Return all lines from the entries below in which the word "https" is present.

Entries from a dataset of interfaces
• • • • • • •

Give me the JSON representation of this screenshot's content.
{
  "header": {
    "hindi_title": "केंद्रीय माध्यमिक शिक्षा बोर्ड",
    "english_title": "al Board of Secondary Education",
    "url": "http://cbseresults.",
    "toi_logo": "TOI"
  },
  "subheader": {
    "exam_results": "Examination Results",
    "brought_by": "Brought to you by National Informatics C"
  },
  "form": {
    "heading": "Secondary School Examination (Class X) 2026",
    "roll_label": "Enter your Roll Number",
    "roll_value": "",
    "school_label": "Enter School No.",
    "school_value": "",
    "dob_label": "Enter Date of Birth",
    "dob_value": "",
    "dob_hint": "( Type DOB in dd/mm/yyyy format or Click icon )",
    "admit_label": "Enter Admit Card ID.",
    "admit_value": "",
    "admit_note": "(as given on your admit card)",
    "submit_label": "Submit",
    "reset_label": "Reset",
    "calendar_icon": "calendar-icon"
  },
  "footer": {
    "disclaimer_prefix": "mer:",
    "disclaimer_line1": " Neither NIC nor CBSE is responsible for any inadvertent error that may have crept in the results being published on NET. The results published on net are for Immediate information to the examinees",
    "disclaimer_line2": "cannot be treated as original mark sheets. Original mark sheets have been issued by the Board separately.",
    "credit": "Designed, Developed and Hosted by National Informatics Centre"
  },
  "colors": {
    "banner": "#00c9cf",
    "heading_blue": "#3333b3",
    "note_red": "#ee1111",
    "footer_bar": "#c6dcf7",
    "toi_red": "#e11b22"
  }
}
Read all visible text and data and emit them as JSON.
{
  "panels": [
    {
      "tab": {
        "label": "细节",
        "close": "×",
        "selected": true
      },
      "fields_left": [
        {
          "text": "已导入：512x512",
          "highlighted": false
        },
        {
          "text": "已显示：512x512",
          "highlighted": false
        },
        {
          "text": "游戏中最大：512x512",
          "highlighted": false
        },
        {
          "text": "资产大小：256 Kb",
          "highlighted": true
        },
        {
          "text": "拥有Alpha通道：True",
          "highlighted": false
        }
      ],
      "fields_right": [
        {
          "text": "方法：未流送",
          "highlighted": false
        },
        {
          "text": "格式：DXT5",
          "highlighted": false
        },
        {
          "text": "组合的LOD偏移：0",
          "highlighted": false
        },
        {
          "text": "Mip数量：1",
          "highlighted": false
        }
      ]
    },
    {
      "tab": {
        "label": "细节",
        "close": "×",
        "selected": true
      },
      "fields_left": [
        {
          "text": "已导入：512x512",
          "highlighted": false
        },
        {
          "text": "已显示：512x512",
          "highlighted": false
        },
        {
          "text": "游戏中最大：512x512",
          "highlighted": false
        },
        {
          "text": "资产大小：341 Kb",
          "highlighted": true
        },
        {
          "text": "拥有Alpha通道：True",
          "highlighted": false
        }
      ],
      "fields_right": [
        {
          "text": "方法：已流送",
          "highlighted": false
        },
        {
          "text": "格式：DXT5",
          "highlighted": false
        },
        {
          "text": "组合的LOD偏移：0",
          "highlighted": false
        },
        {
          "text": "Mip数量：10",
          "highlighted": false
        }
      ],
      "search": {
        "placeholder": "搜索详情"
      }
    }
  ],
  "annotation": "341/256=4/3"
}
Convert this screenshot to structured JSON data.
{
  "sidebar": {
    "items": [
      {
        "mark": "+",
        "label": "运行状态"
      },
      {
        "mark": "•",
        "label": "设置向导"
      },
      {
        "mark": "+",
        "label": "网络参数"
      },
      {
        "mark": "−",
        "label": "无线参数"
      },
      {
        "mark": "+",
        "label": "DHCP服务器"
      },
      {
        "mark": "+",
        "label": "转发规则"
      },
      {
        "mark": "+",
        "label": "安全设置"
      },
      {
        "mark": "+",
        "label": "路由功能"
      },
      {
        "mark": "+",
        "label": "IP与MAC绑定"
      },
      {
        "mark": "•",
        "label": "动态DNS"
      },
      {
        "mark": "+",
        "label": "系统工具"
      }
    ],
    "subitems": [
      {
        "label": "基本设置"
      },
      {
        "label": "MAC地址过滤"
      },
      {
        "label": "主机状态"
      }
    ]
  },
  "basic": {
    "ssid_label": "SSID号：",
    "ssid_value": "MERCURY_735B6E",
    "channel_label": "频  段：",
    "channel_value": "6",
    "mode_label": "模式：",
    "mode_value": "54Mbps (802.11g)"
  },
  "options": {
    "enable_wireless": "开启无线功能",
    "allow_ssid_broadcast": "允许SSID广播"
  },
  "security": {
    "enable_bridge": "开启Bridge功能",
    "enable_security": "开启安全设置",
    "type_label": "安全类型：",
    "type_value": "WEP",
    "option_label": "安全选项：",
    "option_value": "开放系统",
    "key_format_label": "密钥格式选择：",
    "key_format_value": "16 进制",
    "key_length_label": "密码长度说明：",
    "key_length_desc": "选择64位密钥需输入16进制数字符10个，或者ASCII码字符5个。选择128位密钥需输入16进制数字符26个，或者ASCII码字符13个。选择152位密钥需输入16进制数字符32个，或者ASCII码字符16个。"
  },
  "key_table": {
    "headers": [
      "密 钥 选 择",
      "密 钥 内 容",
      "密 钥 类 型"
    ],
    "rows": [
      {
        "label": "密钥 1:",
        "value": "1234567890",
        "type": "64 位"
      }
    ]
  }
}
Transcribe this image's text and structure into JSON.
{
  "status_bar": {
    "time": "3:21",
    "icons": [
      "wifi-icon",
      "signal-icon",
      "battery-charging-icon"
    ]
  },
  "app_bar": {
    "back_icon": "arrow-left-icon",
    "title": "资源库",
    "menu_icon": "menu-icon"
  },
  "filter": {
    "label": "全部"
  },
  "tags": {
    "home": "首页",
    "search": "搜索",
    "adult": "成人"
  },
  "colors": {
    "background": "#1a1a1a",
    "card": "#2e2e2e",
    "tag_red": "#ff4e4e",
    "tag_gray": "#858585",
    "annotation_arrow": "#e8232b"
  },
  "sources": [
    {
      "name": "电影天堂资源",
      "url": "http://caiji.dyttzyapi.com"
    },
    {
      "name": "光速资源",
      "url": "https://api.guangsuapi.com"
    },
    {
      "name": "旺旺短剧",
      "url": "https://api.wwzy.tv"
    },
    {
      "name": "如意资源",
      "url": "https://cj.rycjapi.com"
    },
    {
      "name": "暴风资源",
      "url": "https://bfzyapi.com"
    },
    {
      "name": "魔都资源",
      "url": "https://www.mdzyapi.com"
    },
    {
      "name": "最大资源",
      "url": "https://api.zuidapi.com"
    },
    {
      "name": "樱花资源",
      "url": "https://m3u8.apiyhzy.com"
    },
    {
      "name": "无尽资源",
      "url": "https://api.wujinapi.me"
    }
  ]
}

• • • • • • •

ANSWER FOR THIS EXERCISE -
      "url": "https://api.guangsuapi.com"
      "url": "https://api.wwzy.tv"
      "url": "https://cj.rycjapi.com"
      "url": "https://bfzyapi.com"
      "url": "https://www.mdzyapi.com"
      "url": "https://api.zuidapi.com"
      "url": "https://m3u8.apiyhzy.com"
      "url": "https://api.wujinapi.me"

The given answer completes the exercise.